Dataset excerpts
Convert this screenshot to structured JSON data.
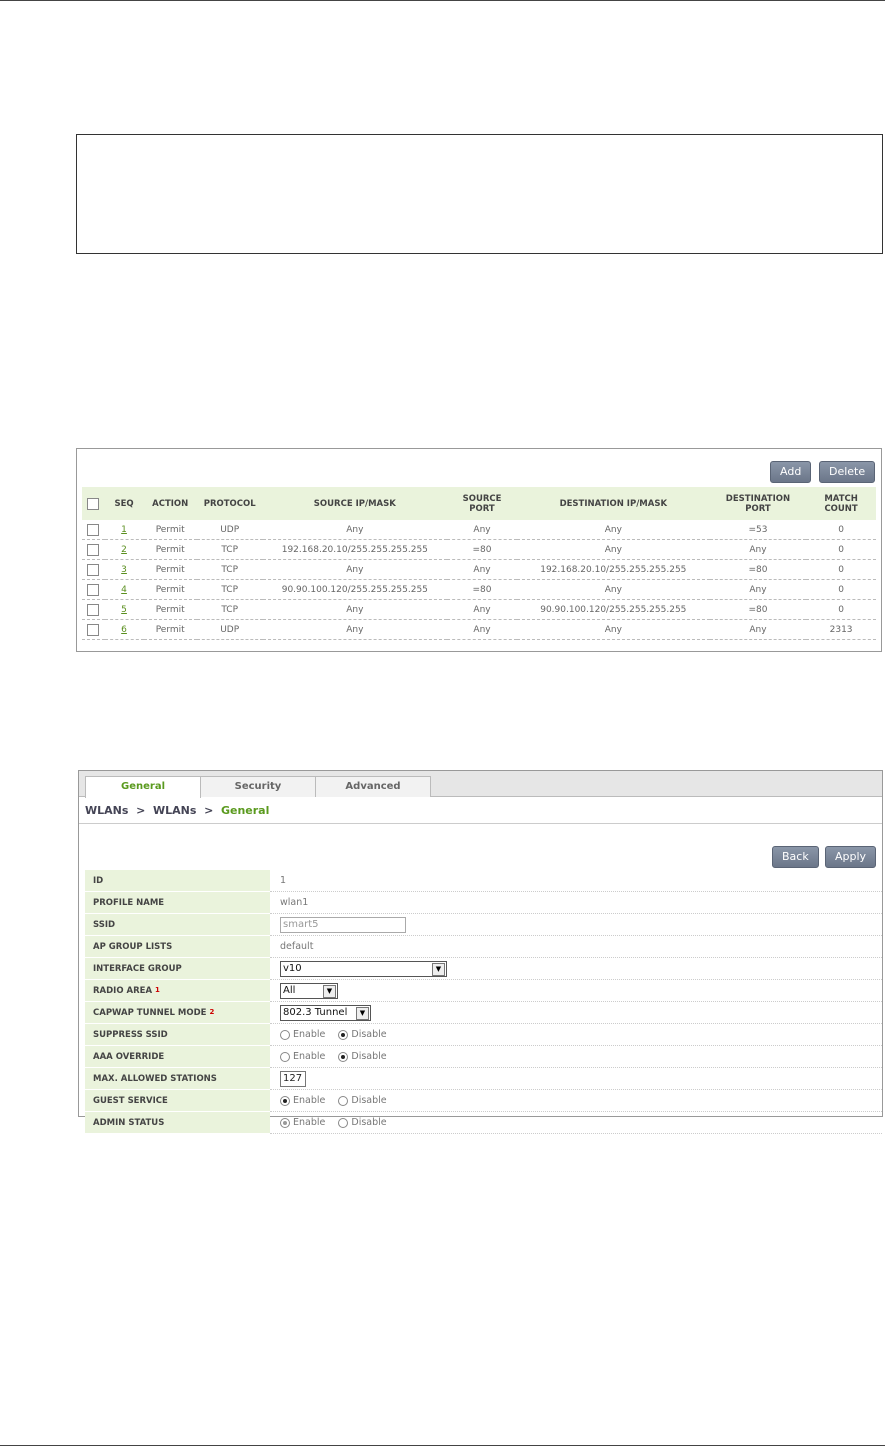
{
  "acl": {
    "add_label": "Add",
    "delete_label": "Delete",
    "headers": {
      "seq": "SEQ",
      "action": "ACTION",
      "protocol": "PROTOCOL",
      "source_ip": "SOURCE IP/MASK",
      "source_port_1": "SOURCE",
      "source_port_2": "PORT",
      "dest_ip": "DESTINATION IP/MASK",
      "dest_port_1": "DESTINATION",
      "dest_port_2": "PORT",
      "match_1": "MATCH",
      "match_2": "COUNT"
    },
    "rows": [
      {
        "seq": "1",
        "action": "Permit",
        "protocol": "UDP",
        "source_ip": "Any",
        "source_port": "Any",
        "dest_ip": "Any",
        "dest_port": "=53",
        "match": "0"
      },
      {
        "seq": "2",
        "action": "Permit",
        "protocol": "TCP",
        "source_ip": "192.168.20.10/255.255.255.255",
        "source_port": "=80",
        "dest_ip": "Any",
        "dest_port": "Any",
        "match": "0"
      },
      {
        "seq": "3",
        "action": "Permit",
        "protocol": "TCP",
        "source_ip": "Any",
        "source_port": "Any",
        "dest_ip": "192.168.20.10/255.255.255.255",
        "dest_port": "=80",
        "match": "0"
      },
      {
        "seq": "4",
        "action": "Permit",
        "protocol": "TCP",
        "source_ip": "90.90.100.120/255.255.255.255",
        "source_port": "=80",
        "dest_ip": "Any",
        "dest_port": "Any",
        "match": "0"
      },
      {
        "seq": "5",
        "action": "Permit",
        "protocol": "TCP",
        "source_ip": "Any",
        "source_port": "Any",
        "dest_ip": "90.90.100.120/255.255.255.255",
        "dest_port": "=80",
        "match": "0"
      },
      {
        "seq": "6",
        "action": "Permit",
        "protocol": "UDP",
        "source_ip": "Any",
        "source_port": "Any",
        "dest_ip": "Any",
        "dest_port": "Any",
        "match": "2313"
      }
    ]
  },
  "wlan": {
    "tabs": [
      "General",
      "Security",
      "Advanced"
    ],
    "breadcrumb": {
      "first": "WLANs",
      "sep": ">",
      "second": "WLANs",
      "current": "General"
    },
    "back_label": "Back",
    "apply_label": "Apply",
    "fields": {
      "id": {
        "label": "ID",
        "value": "1"
      },
      "profile_name": {
        "label": "PROFILE NAME",
        "value": "wlan1"
      },
      "ssid": {
        "label": "SSID",
        "value": "smart5"
      },
      "ap_group_lists": {
        "label": "AP GROUP LISTS",
        "value": "default"
      },
      "interface_group": {
        "label": "INTERFACE GROUP",
        "value": "v10"
      },
      "radio_area": {
        "label": "RADIO AREA",
        "note": "1",
        "value": "All"
      },
      "capwap_tunnel_mode": {
        "label": "CAPWAP TUNNEL MODE",
        "note": "2",
        "value": "802.3 Tunnel"
      },
      "suppress_ssid": {
        "label": "SUPPRESS SSID",
        "selected": "Disable"
      },
      "aaa_override": {
        "label": "AAA OVERRIDE",
        "selected": "Disable"
      },
      "max_allowed_stations": {
        "label": "MAX. ALLOWED STATIONS",
        "value": "127"
      },
      "guest_service": {
        "label": "GUEST SERVICE",
        "selected": "Enable"
      },
      "admin_status": {
        "label": "ADMIN STATUS",
        "selected": "Enable"
      }
    },
    "enable_label": "Enable",
    "disable_label": "Disable"
  }
}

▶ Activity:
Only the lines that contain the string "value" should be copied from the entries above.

▶ Your response:
        "value": "1"
        "value": "wlan1"
        "value": "smart5"
        "value": "default"
        "value": "v10"
        "value": "All"
        "value": "802.3 Tunnel"
        "value": "127"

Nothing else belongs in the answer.